Being a multi-media journalist in a time of change

Photo courtesy of Jessica Pace| CIGAR | Jessica Pace interned with Channel 12 News over the summer of 2017

Life as a student multimedia journalist; where do I begin?

As a kid, I always looked forward to watching my local news station every sunday with my dad. I found it so intriguing to learn about what was going on in a world that never stopped spinning. I fell in love with the idea of producing, writing and shooting your own story to tell. Whether I’m in front or behind the camera, there was and still is no doubt that the news world was for me.

Broadcast journalism is where I thrive. I love to produce content that the University deserves to know, meeting new people, learning about my surroundings and better yet, doing a job that made me feel whole and genuinely happy. Though I thrive in this setting, it wasn’t always easy. When you go out to get an interview with a camera, most of the time people will turn away from you. They’re scared of being part of the “fake news.” If you see me on campus with a camera, don’t be shy, say hi!

As a journalist you need to socialize. It’s not about the interview questions, it’s about the conversation and connection you make with a person. I’m not here to interrogate you or to make you look bad. I’m here to ask for your personal truths and thoughts. Your opinion matters so much to me, that’s why I choose to tell your story.

Life as a student multimedia journalist, in short, is non-stop work. Picking journalism as your major, whether it be broadcast or print, you will write, stare at your computer screen and edit until you’re blue in the face.

“I’m not here to interrogate you or to make
you look bad. I’m here to ask for your personal
truths and thoughts. Your opinion matters so much
to me, that’s why I choose to tell your story.”
– Jessica Pace, The Good Five Cent Cigar Video Editor and Journalism major

Recently I feel like I’ve become a mom to the journalism world at URI. Whoever tears it down, you know I’m the first one to speak up for it. I do this because I’m always busy putting 110 percent into everything I do. You need to be so busy that you feel like you are working five different jobs, if you’re doing the whole “journalism” thing the right way. I currently produce and edit the 5 Cent Cigar Newscast, write an article for the newspaper, manage and work with a group of 8 other MMJ’s under me, write my own news broadcast stories(packages), help other reporters with their packages, meet deadlines, come up with story ideas for others and brainstorm how to make this newscast the next best thing on campus. I’ve had 3 internships that taught me all that I know. Get all the experience you can. That’s what journalism is – experience.

Majoring in journalism comes with plenty of late nights, endless editing, event attendance and scheduled interviews in the time you have a second to breathe between college fun and school. But the satisfaction of putting so much work into a piece and seeing people relate or learn something new is always an unexplainable rush. This path of broadcast has brought me to a better understanding of the world we live in and of myself.

When I voice my plans of a career in journalism, I always received the forced smiles.
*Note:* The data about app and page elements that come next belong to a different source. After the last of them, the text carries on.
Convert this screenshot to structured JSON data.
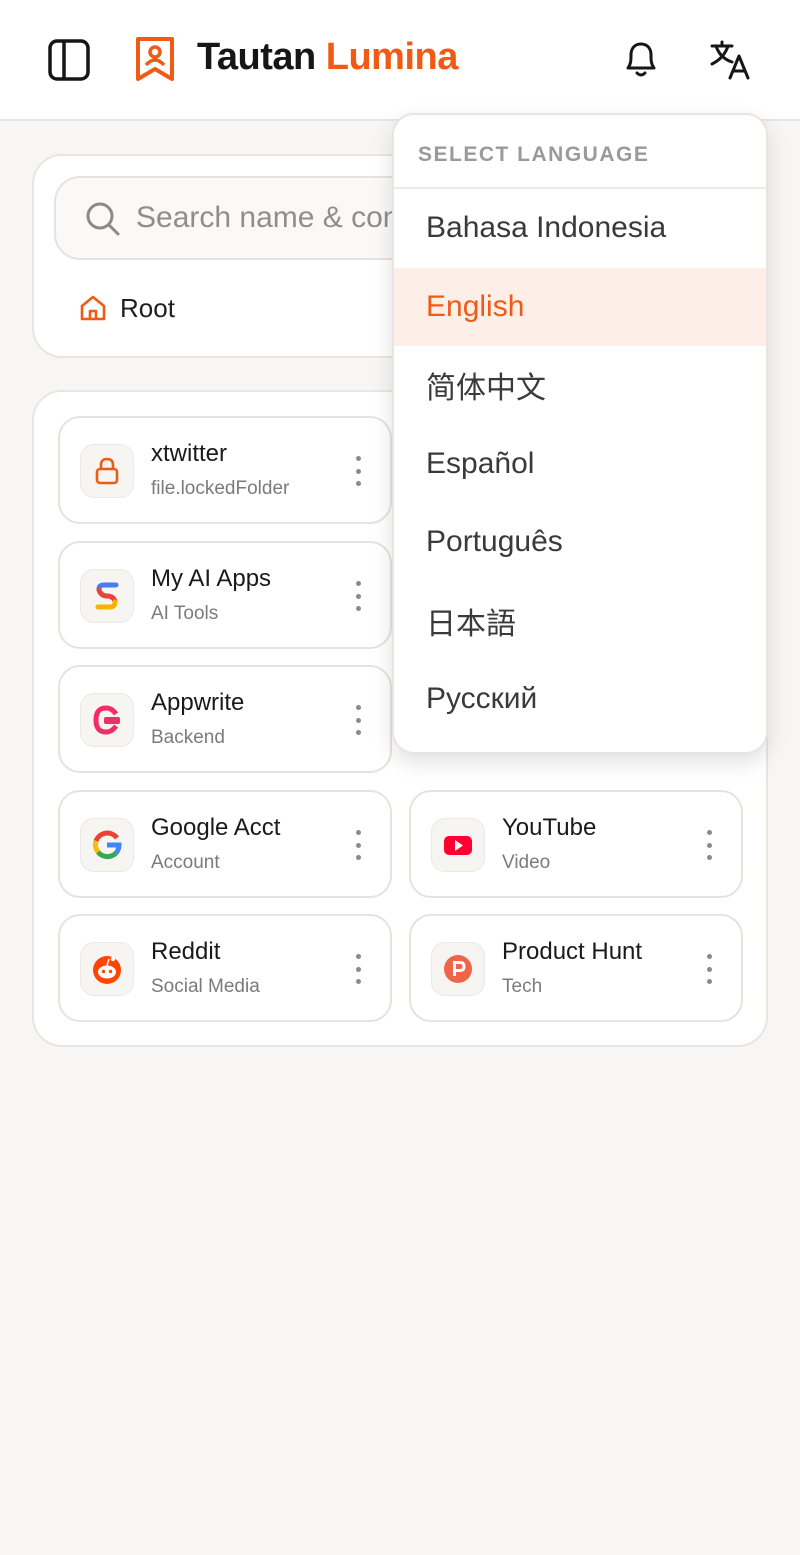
{
  "header": {
    "brand_part1": "Tautan",
    "brand_part2": "Lumina",
    "accent_color": "#ef5a14",
    "icons": [
      "sidebar-toggle-icon",
      "bookmark-logo-icon",
      "bell-icon",
      "translate-icon"
    ]
  },
  "search": {
    "placeholder": "Search name & content"
  },
  "breadcrumb": {
    "root_label": "Root",
    "icon": "home-icon"
  },
  "cards": [
    {
      "name": "xtwitter",
      "subtitle": "file.lockedFolder",
      "icon": "lock-icon"
    },
    {
      "name": "My AI Apps",
      "subtitle": "AI Tools",
      "icon": "gemini-colorful-icon"
    },
    {
      "name": "Appwrite",
      "subtitle": "Backend",
      "icon": "appwrite-icon"
    },
    {
      "name": "Google Acct",
      "subtitle": "Account",
      "icon": "google-g-icon"
    },
    {
      "name": "YouTube",
      "subtitle": "Video",
      "icon": "youtube-icon"
    },
    {
      "name": "Reddit",
      "subtitle": "Social Media",
      "icon": "reddit-icon"
    },
    {
      "name": "Product Hunt",
      "subtitle": "Tech",
      "icon": "product-hunt-icon"
    }
  ],
  "language_menu": {
    "title": "SELECT LANGUAGE",
    "selected": "English",
    "options": [
      "Bahasa Indonesia",
      "English",
      "简体中文",
      "Español",
      "Português",
      "日本語",
      "Русский"
    ]
  }
}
I also got the, “You know the media is dying, right?” When you feel stressed enough about the upcoming year, hearing these things from people around you doesn’t help. I had a professor tell me I wouldn’t get an internship as a sophomore because I had no experience; I proved her wrong. I had the head of my school tell me there would be no newscast for the year; I made sure to turn that issue around. Being a multimedia journalist student comes with commitment and drive. Never take no for an answer when you have a dream that motivates you to be the best version of yourself. The people who know your passions will allow you to shine in your experience.

My final word of advice is when it comes to any job you’re passionate for: Do something now that your future self will thank you for. I would like to thank Margeaux for the perseverance and long nights, Maddy for the support since the upbringing of the newcast and Niki for the creativity and drive. Sometimes I think, “wow, it’s because of us that everyone is informed.” Here’s to future video editors that will gain the invaluable experience this newscast has brought me.